• INPUT:
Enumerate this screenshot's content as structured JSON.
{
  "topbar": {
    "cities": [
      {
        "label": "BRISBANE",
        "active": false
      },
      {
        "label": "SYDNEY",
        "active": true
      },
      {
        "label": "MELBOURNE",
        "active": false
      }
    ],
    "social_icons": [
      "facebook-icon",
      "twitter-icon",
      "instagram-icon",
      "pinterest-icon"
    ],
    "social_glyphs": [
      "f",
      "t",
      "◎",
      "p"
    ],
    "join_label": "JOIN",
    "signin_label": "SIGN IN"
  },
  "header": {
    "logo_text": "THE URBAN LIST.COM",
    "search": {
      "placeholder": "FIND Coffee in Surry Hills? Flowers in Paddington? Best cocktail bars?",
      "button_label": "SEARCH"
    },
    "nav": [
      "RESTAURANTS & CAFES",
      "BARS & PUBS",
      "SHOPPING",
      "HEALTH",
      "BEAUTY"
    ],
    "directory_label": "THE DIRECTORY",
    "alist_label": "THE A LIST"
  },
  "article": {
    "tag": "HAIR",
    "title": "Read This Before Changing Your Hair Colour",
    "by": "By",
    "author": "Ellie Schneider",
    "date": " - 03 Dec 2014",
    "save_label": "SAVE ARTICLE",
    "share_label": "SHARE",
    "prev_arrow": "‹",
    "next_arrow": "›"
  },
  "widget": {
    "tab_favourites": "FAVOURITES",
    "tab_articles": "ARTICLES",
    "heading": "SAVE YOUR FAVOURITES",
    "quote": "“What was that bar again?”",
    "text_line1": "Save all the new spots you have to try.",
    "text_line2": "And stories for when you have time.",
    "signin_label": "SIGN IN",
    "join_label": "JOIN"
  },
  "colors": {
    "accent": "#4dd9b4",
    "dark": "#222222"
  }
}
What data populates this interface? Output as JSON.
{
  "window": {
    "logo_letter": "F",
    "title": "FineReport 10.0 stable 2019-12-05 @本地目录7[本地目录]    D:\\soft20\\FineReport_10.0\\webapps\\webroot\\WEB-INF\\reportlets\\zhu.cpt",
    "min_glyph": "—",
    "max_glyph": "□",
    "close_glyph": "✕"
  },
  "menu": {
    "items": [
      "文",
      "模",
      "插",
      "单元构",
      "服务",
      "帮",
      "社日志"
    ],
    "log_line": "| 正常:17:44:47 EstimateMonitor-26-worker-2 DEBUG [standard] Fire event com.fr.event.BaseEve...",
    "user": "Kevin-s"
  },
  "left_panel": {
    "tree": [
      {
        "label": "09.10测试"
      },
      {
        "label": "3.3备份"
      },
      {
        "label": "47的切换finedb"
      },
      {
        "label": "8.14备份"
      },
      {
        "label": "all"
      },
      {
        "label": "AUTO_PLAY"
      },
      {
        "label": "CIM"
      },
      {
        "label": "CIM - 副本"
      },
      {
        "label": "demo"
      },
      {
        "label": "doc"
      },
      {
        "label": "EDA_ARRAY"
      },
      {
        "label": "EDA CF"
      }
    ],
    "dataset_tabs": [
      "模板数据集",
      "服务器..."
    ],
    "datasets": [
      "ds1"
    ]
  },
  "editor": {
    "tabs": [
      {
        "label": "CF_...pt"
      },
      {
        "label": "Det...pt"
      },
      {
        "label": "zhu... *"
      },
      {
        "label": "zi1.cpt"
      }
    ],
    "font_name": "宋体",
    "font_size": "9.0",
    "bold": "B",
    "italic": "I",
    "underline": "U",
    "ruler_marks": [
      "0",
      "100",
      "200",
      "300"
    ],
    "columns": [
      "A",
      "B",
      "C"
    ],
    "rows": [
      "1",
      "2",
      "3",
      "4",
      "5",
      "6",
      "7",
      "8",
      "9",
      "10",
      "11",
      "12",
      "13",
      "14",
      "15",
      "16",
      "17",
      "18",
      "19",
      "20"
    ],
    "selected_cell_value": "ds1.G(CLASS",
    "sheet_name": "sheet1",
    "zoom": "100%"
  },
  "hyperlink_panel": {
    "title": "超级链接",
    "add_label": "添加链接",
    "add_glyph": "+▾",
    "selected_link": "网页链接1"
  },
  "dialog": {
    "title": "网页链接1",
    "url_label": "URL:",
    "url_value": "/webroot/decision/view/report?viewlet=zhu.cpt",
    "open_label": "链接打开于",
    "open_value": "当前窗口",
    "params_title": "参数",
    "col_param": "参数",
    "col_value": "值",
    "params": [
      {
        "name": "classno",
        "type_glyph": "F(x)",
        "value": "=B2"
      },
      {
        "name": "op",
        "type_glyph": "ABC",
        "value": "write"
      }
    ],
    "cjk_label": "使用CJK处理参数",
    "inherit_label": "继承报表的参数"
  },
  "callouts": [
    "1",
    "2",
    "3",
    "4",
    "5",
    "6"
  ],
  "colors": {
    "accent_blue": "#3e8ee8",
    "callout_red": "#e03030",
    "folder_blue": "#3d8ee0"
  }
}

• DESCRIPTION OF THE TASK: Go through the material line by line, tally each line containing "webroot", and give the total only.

• SOLUTION FOR THIS EXERCISE: 2